Input Start Marker
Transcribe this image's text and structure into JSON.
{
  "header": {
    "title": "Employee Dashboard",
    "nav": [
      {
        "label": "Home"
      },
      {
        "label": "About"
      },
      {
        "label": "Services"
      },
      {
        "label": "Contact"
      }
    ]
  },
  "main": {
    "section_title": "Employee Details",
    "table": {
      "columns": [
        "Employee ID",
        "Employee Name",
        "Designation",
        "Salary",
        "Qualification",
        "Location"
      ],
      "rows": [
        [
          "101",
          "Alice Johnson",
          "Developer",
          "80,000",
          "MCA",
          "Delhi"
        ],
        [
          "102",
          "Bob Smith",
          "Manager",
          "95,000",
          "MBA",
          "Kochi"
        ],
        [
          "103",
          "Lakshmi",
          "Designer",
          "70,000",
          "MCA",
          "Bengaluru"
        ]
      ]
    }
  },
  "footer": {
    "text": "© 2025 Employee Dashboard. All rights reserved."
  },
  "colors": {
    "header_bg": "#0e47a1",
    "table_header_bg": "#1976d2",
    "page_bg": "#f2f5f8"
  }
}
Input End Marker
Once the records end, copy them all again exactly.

Transcribe this image's text and structure into JSON.
{
  "header": {
    "title": "Employee Dashboard",
    "nav": [
      {
        "label": "Home"
      },
      {
        "label": "About"
      },
      {
        "label": "Services"
      },
      {
        "label": "Contact"
      }
    ]
  },
  "main": {
    "section_title": "Employee Details",
    "table": {
      "columns": [
        "Employee ID",
        "Employee Name",
        "Designation",
        "Salary",
        "Qualification",
        "Location"
      ],
      "rows": [
        [
          "101",
          "Alice Johnson",
          "Developer",
          "80,000",
          "MCA",
          "Delhi"
        ],
        [
          "102",
          "Bob Smith",
          "Manager",
          "95,000",
          "MBA",
          "Kochi"
        ],
        [
          "103",
          "Lakshmi",
          "Designer",
          "70,000",
          "MCA",
          "Bengaluru"
        ]
      ]
    }
  },
  "footer": {
    "text": "© 2025 Employee Dashboard. All rights reserved."
  },
  "colors": {
    "header_bg": "#0e47a1",
    "table_header_bg": "#1976d2",
    "page_bg": "#f2f5f8"
  }
}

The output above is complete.